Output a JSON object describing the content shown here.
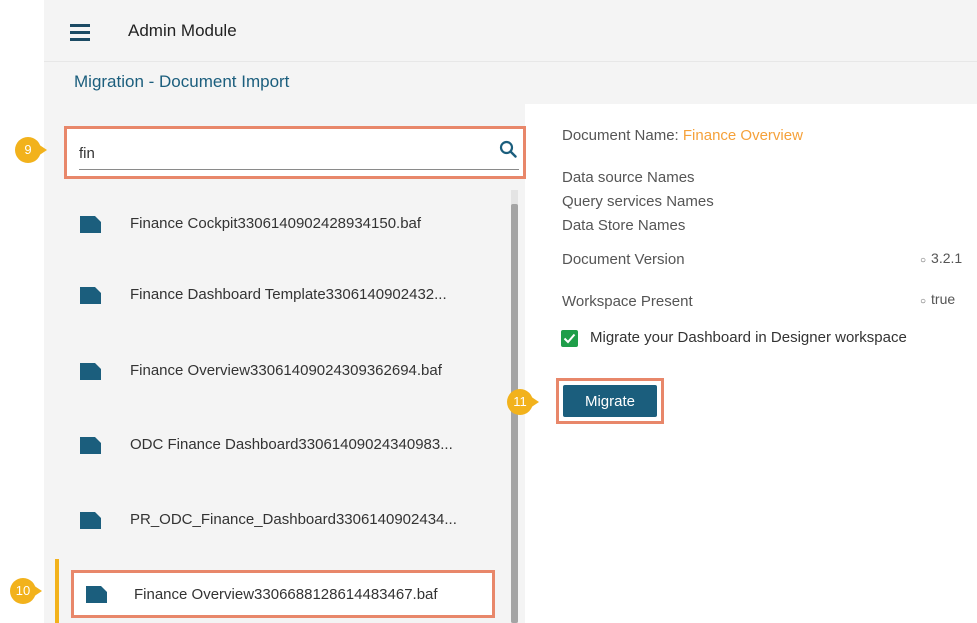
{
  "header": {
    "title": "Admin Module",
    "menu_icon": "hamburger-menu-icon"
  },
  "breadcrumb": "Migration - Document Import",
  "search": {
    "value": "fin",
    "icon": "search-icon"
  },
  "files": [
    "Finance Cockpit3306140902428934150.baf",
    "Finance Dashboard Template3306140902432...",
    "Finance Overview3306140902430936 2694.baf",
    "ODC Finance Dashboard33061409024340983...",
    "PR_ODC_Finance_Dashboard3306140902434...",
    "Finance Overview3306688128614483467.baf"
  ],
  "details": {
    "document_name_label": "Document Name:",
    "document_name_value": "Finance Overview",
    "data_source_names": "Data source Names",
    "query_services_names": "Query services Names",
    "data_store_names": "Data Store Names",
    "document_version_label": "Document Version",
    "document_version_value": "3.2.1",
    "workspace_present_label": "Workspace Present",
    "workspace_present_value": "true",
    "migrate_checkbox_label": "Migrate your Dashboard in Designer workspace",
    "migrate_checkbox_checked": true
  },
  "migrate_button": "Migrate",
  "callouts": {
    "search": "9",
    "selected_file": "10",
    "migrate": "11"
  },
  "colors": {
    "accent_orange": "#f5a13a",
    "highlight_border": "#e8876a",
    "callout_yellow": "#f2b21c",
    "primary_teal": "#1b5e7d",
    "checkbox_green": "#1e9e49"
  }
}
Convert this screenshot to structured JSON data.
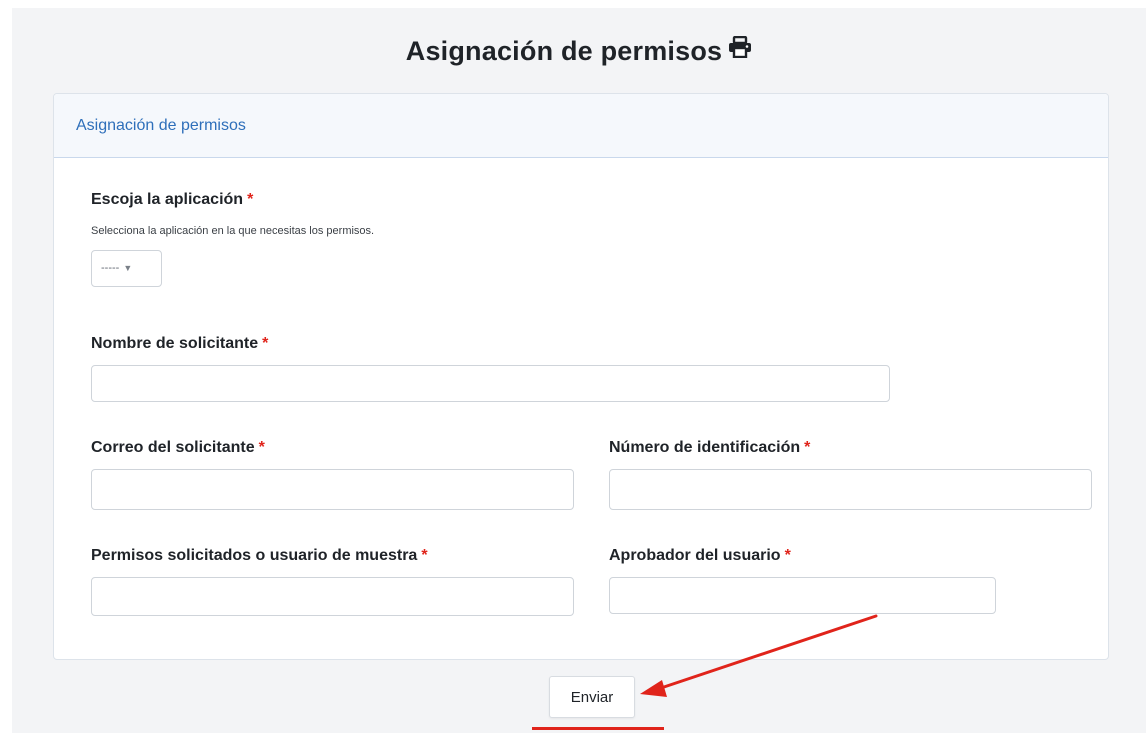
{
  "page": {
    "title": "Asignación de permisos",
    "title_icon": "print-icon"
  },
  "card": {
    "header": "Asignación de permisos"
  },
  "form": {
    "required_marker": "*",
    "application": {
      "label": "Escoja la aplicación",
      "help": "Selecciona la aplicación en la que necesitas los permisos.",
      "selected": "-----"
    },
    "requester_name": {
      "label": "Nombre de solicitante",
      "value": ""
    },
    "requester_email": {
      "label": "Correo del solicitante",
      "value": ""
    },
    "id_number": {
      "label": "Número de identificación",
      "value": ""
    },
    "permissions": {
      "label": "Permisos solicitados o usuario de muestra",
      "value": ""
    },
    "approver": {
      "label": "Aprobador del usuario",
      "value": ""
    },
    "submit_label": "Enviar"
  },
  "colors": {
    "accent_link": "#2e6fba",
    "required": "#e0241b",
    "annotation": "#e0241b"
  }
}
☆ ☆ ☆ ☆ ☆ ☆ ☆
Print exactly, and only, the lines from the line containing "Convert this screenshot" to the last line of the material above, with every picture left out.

Convert this screenshot to structured JSON data.
{
  "page": {
    "title": "Asignación de permisos",
    "title_icon": "print-icon"
  },
  "card": {
    "header": "Asignación de permisos"
  },
  "form": {
    "required_marker": "*",
    "application": {
      "label": "Escoja la aplicación",
      "help": "Selecciona la aplicación en la que necesitas los permisos.",
      "selected": "-----"
    },
    "requester_name": {
      "label": "Nombre de solicitante",
      "value": ""
    },
    "requester_email": {
      "label": "Correo del solicitante",
      "value": ""
    },
    "id_number": {
      "label": "Número de identificación",
      "value": ""
    },
    "permissions": {
      "label": "Permisos solicitados o usuario de muestra",
      "value": ""
    },
    "approver": {
      "label": "Aprobador del usuario",
      "value": ""
    },
    "submit_label": "Enviar"
  },
  "colors": {
    "accent_link": "#2e6fba",
    "required": "#e0241b",
    "annotation": "#e0241b"
  }
}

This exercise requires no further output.